Public speaking. What kind of emotions does it evoke in your mind? I know it is the immortal fear of everyone, no matter you will do it for the first time or 50th time. That sweaty feeling is maybe suppressed but never disappears. Being the one who is the center of attention has always been disturbing and trying to perfect while speaking is really challenging. Maybe you’ve heard of Michael M. Klepper’s book, I’d Rather Die than Give a Speech. Don’t think that this is an exaggeration. I know many people who would really prefer that. Maybe you are one of them. Don’t hide there! I’ll try to give you a few tips that will turn you into a perfect, confident speaker. Read this before you give a lecture to be willing to speak in public and write your own history.
1. Believe in yourself
Confidence is the first thing you will need while speaking in front of a crowd. Although we all know that it is not something that comes in a second, your brain has the power to fetch it. Just believe that you can do that and don’t worry about the rest. Imagine yourself giving an incredible lecture and everyone admires you. Your brain will start to make it real.
2. Look blindly at the crowd
Don’t care about the expressions on the people’s face. Try to look blindly at them. Target the crowd as one piece when looking and try not to make a direct eye contact. Otherwise, it may distract you. If you are the one who to speak, you are the one to succeed it.
3. Do breathing exercises
Breathing right may relieve your anxiety by regulating your circulation so doing breathing exercises will help you a lot on feeling confident. You will also have no difficulty while speaking and your voice will be clear. No one can pay attention to a speaker who is speaking with his/her voice quavered or who is left out of breath in the middle of the speech. You can try this and feel the difference. Breathe in through your mouth and hold your breath for 10 seconds. Then slowly exhale. If you are looking for more breathing exercises, you can visit the website of the world famous communication and messaging strategist, Matt Eventoff’s website.
4. Be specific about your topic
Know what you will and you will not talk about. Frame your main topics and try not to exceed this frame. Having as much knowledge as you can about your topic will affect your confidence positively. Decide what your argument is and outline your titles. Getting ready for any kind of questions that you may be asked will make you feel more comfortable when you talk because the thought of someone’s asking a challenging question may really be disturbing. Timing is also worth being mentioned here. Rehearse your speech to be able to time it. Going over time will make a negative impression like finishing your speech earlier will do, too.

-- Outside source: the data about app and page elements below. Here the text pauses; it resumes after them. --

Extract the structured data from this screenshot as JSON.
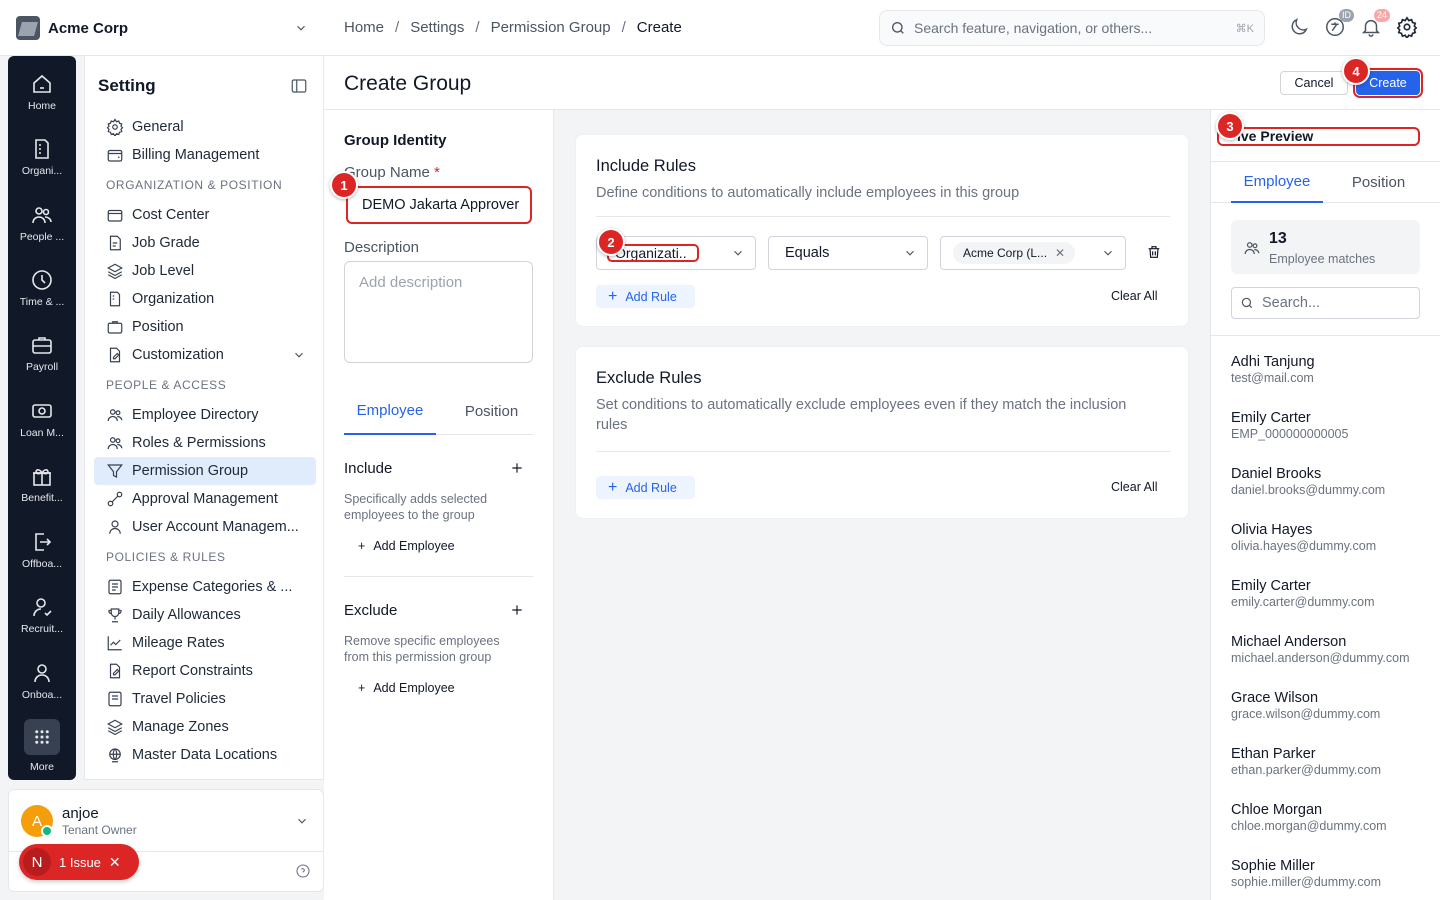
{
  "topbar": {
    "company": "Acme Corp",
    "breadcrumb": [
      "Home",
      "Settings",
      "Permission Group",
      "Create"
    ],
    "search_placeholder": "Search feature, navigation, or others...",
    "search_shortcut": "⌘K",
    "id_badge": "ID",
    "notification_count": "24"
  },
  "rail": [
    {
      "label": "Home",
      "icon": "home-icon"
    },
    {
      "label": "Organi...",
      "icon": "building-icon"
    },
    {
      "label": "People ...",
      "icon": "people-icon"
    },
    {
      "label": "Time & ...",
      "icon": "clock-icon"
    },
    {
      "label": "Payroll",
      "icon": "briefcase-icon"
    },
    {
      "label": "Loan M...",
      "icon": "cash-icon"
    },
    {
      "label": "Benefit...",
      "icon": "gift-icon"
    },
    {
      "label": "Offboa...",
      "icon": "logout-icon"
    },
    {
      "label": "Recruit...",
      "icon": "user-check-icon"
    },
    {
      "label": "Onboa...",
      "icon": "user-icon"
    },
    {
      "label": "More",
      "icon": "grid-icon"
    }
  ],
  "settings": {
    "title": "Setting",
    "items_top": [
      "General",
      "Billing Management"
    ],
    "section1": "ORGANIZATION & POSITION",
    "items_org": [
      "Cost Center",
      "Job Grade",
      "Job Level",
      "Organization",
      "Position",
      "Customization"
    ],
    "section2": "PEOPLE & ACCESS",
    "items_people": [
      "Employee Directory",
      "Roles & Permissions",
      "Permission Group",
      "Approval Management",
      "User Account Managem..."
    ],
    "section3": "POLICIES & RULES",
    "items_policies": [
      "Expense Categories & ...",
      "Daily Allowances",
      "Mileage Rates",
      "Report Constraints",
      "Travel Policies",
      "Manage Zones",
      "Master Data Locations"
    ]
  },
  "user": {
    "initial": "A",
    "name": "anjoe",
    "role": "Tenant Owner"
  },
  "issue": {
    "initial": "N",
    "label": "1 Issue"
  },
  "page": {
    "title": "Create Group",
    "cancel": "Cancel",
    "create": "Create"
  },
  "identity": {
    "heading": "Group Identity",
    "name_label": "Group Name",
    "required_mark": "*",
    "name_value": "DEMO Jakarta Approver",
    "desc_label": "Description",
    "desc_placeholder": "Add description",
    "tabs": [
      "Employee",
      "Position"
    ],
    "include_title": "Include",
    "include_desc": "Specifically adds selected employees to the group",
    "exclude_title": "Exclude",
    "exclude_desc": "Remove specific employees from this permission group",
    "add_employee": "Add Employee"
  },
  "include_rules": {
    "title": "Include Rules",
    "desc": "Define conditions to automatically include employees in this group",
    "field": "Organizati..",
    "operator": "Equals",
    "value_chip": "Acme Corp (L...",
    "add_rule": "Add Rule",
    "clear_all": "Clear All"
  },
  "exclude_rules": {
    "title": "Exclude Rules",
    "desc": "Set conditions to automatically exclude employees even if they match the inclusion rules",
    "add_rule": "Add Rule",
    "clear_all": "Clear All"
  },
  "preview": {
    "title": "ive Preview",
    "tabs": [
      "Employee",
      "Position"
    ],
    "count": "13",
    "count_label": "Employee matches",
    "search_placeholder": "Search...",
    "employees": [
      {
        "name": "Adhi Tanjung",
        "sub": "test@mail.com"
      },
      {
        "name": "Emily Carter",
        "sub": "EMP_000000000005"
      },
      {
        "name": "Daniel Brooks",
        "sub": "daniel.brooks@dummy.com"
      },
      {
        "name": "Olivia Hayes",
        "sub": "olivia.hayes@dummy.com"
      },
      {
        "name": "Emily Carter",
        "sub": "emily.carter@dummy.com"
      },
      {
        "name": "Michael Anderson",
        "sub": "michael.anderson@dummy.com"
      },
      {
        "name": "Grace Wilson",
        "sub": "grace.wilson@dummy.com"
      },
      {
        "name": "Ethan Parker",
        "sub": "ethan.parker@dummy.com"
      },
      {
        "name": "Chloe Morgan",
        "sub": "chloe.morgan@dummy.com"
      },
      {
        "name": "Sophie Miller",
        "sub": "sophie.miller@dummy.com"
      }
    ]
  },
  "steps": [
    "1",
    "2",
    "3",
    "4"
  ],
  "colors": {
    "accent": "#2563eb",
    "danger": "#dc2626",
    "rail": "#111827"
  }
}
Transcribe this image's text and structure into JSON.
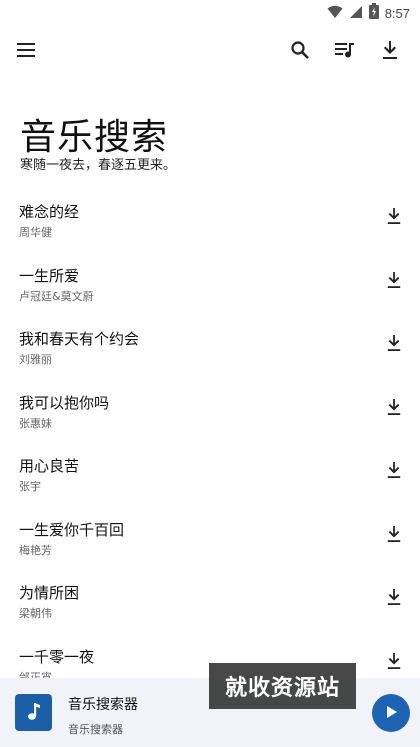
{
  "status_bar": {
    "time": "8:57",
    "icons": [
      "wifi-icon",
      "signal-icon",
      "battery-charging-icon"
    ]
  },
  "toolbar": {
    "icons": [
      "menu-icon",
      "search-icon",
      "playlist-icon",
      "download-icon"
    ]
  },
  "header": {
    "title": "音乐搜索",
    "subtitle": "寒随一夜去，春逐五更来。"
  },
  "songs": [
    {
      "title": "难念的经",
      "artist": "周华健"
    },
    {
      "title": "一生所爱",
      "artist": "卢冠廷&莫文蔚"
    },
    {
      "title": "我和春天有个约会",
      "artist": "刘雅丽"
    },
    {
      "title": "我可以抱你吗",
      "artist": "张惠妹"
    },
    {
      "title": "用心良苦",
      "artist": "张宇"
    },
    {
      "title": "一生爱你千百回",
      "artist": "梅艳芳"
    },
    {
      "title": "为情所困",
      "artist": "梁朝伟"
    },
    {
      "title": "一千零一夜",
      "artist": "邰正宵"
    }
  ],
  "player": {
    "title": "音乐搜索器",
    "subtitle": "音乐搜索器"
  },
  "watermark": {
    "text": "就收资源站"
  },
  "colors": {
    "accent": "#1f63b4",
    "player_bg": "#f1f3f9",
    "art_bg": "#1a5fa8"
  }
}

5. Be yourself
Just be yourself. Never pretend and speak as you normally do. If you are not a serious kind don’t try to seem so. Or, if you are not into jokes, don’t try to turn your speech into a stand-up show. People will easily understand that it is not you. The time when you feel most confident is when you are being yourself. Nobody is perfect including your audience. So don’t try to make a flawless speech. You can make mistakes like everyone else. Your audience will definitely understand that.
6. Have more information about your audience
Learn who your target audience is before your lecture. Their social and educational status and their average of age will matter. Having this kind of information will help you determine your topics and your tone which will make you a more comfortable and confident speaker.
7. Take notes
No one is not that experienced to speak without notes. Well, I know there are such people but we are not talking about them now. You can take notes about your highlights of your speech to make sure you are never left unguided during your speech. You don’t need the read all the lecture from a piece of paper of course but that paper on which your tips are written will definitely save your life.
8. Be flexible
Don’t think you need to end up just like you planned before. You can change the topics, skip some of them, decide to be more interesting or talk about a thing that you never planned. Let your speech’s flow lead you.
9. Care about what you wear
Dress in your own style to feel comfortable (I don’t mean Hawaiian shirts and shorts of course but you can still keep your style even if you are to dress formal). Follow the dress code if there is, in order not to feel weird and dress accordingly. Checked shirts or bright colors may distract your audience for example. If you want people to pay attention to what you say, not to your look, you’d better be in comfortable and plain clothes.
10. Improve your diction
Diction is the first thing that will catch your audience’s attention. Your intonation, pronunciation and your voice will matter while speaking. If you mispronounce some of the words, or your intonation is tedious, your audience may not be able to follow your speech. Make sure your diction is good enough to be followed before you make your speech. There are some lifesaving exercises for improving your dictation so you don’t need to worry about how to do it. You can check Audrey June Hunt’s article about the power of your speaking voice.
11. Body Language
Your body language will reveal how comfortable and how confident you are while you are speaking. Your gestures should not be too much for it may distract your audience and you need to seem to know where to put your hands and arms! If you need quick tips about using your body language more effectively, TJ Walker's video would do a lot favour to you.
Presentation plays probably the most important role in your speech. Your presentation should be in accordance with your topic and should engage your audience. If your main aim is to catch audience’s attention to you, your slides need not be flashy or too interesting. You don’t want people to engage more with your slides than you and your speech, do you? If your presentation is really important to you, you can have more detailed information about creating a perfect presentation for your speech on Jon Thomas’ page.